● **Work to be completed**:
Output the data exactly, with every line intact.

● **Extracted records**:
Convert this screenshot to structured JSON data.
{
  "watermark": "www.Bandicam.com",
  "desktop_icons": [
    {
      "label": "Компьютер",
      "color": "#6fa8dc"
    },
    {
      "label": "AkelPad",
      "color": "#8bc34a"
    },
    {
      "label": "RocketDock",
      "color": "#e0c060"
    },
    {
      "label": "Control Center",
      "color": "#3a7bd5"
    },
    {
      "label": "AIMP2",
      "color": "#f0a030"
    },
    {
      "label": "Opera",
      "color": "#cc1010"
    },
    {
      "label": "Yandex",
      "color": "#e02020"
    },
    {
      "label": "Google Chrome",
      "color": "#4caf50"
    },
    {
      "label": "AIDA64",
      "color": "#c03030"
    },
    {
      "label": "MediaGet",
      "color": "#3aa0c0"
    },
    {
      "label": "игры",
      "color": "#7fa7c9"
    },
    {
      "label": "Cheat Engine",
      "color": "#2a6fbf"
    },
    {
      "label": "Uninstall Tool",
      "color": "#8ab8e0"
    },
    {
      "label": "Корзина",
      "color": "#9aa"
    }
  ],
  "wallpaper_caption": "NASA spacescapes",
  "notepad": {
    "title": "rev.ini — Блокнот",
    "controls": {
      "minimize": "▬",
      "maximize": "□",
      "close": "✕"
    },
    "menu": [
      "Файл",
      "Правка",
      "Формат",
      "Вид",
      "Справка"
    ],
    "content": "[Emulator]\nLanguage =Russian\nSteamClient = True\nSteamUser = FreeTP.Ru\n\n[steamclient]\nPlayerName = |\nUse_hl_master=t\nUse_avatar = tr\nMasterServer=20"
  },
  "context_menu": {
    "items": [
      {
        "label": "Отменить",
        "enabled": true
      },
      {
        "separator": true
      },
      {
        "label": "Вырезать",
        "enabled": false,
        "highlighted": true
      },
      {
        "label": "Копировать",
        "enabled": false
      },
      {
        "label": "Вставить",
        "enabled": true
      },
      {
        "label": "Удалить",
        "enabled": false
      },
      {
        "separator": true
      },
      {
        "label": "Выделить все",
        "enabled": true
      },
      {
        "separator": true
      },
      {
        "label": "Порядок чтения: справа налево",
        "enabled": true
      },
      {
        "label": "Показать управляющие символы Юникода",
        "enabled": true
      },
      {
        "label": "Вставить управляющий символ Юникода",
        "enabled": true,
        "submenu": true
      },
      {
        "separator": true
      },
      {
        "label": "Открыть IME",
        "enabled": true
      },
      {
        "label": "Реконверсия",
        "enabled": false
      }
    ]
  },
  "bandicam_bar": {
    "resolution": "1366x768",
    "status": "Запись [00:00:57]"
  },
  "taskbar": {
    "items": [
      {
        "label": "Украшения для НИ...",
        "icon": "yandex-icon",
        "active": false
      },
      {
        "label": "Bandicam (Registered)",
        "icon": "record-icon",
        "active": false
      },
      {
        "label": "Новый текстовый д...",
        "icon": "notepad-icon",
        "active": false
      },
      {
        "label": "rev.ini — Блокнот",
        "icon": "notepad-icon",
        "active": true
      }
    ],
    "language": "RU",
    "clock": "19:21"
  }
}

● **Reply**:
Convert this screenshot to structured JSON data.
{
  "watermark": "www.Bandicam.com",
  "desktop_icons": [
    {
      "label": "Компьютер",
      "color": "#6fa8dc"
    },
    {
      "label": "AkelPad",
      "color": "#8bc34a"
    },
    {
      "label": "RocketDock",
      "color": "#e0c060"
    },
    {
      "label": "Control Center",
      "color": "#3a7bd5"
    },
    {
      "label": "AIMP2",
      "color": "#f0a030"
    },
    {
      "label": "Opera",
      "color": "#cc1010"
    },
    {
      "label": "Yandex",
      "color": "#e02020"
    },
    {
      "label": "Google Chrome",
      "color": "#4caf50"
    },
    {
      "label": "AIDA64",
      "color": "#c03030"
    },
    {
      "label": "MediaGet",
      "color": "#3aa0c0"
    },
    {
      "label": "игры",
      "color": "#7fa7c9"
    },
    {
      "label": "Cheat Engine",
      "color": "#2a6fbf"
    },
    {
      "label": "Uninstall Tool",
      "color": "#8ab8e0"
    },
    {
      "label": "Корзина",
      "color": "#9aa"
    }
  ],
  "wallpaper_caption": "NASA spacescapes",
  "notepad": {
    "title": "rev.ini — Блокнот",
    "controls": {
      "minimize": "▬",
      "maximize": "□",
      "close": "✕"
    },
    "menu": [
      "Файл",
      "Правка",
      "Формат",
      "Вид",
      "Справка"
    ],
    "content": "[Emulator]\nLanguage =Russian\nSteamClient = True\nSteamUser = FreeTP.Ru\n\n[steamclient]\nPlayerName = |\nUse_hl_master=t\nUse_avatar = tr\nMasterServer=20"
  },
  "context_menu": {
    "items": [
      {
        "label": "Отменить",
        "enabled": true
      },
      {
        "separator": true
      },
      {
        "label": "Вырезать",
        "enabled": false,
        "highlighted": true
      },
      {
        "label": "Копировать",
        "enabled": false
      },
      {
        "label": "Вставить",
        "enabled": true
      },
      {
        "label": "Удалить",
        "enabled": false
      },
      {
        "separator": true
      },
      {
        "label": "Выделить все",
        "enabled": true
      },
      {
        "separator": true
      },
      {
        "label": "Порядок чтения: справа налево",
        "enabled": true
      },
      {
        "label": "Показать управляющие символы Юникода",
        "enabled": true
      },
      {
        "label": "Вставить управляющий символ Юникода",
        "enabled": true,
        "submenu": true
      },
      {
        "separator": true
      },
      {
        "label": "Открыть IME",
        "enabled": true
      },
      {
        "label": "Реконверсия",
        "enabled": false
      }
    ]
  },
  "bandicam_bar": {
    "resolution": "1366x768",
    "status": "Запись [00:00:57]"
  },
  "taskbar": {
    "items": [
      {
        "label": "Украшения для НИ...",
        "icon": "yandex-icon",
        "active": false
      },
      {
        "label": "Bandicam (Registered)",
        "icon": "record-icon",
        "active": false
      },
      {
        "label": "Новый текстовый д...",
        "icon": "notepad-icon",
        "active": false
      },
      {
        "label": "rev.ini — Блокнот",
        "icon": "notepad-icon",
        "active": true
      }
    ],
    "language": "RU",
    "clock": "19:21"
  }
}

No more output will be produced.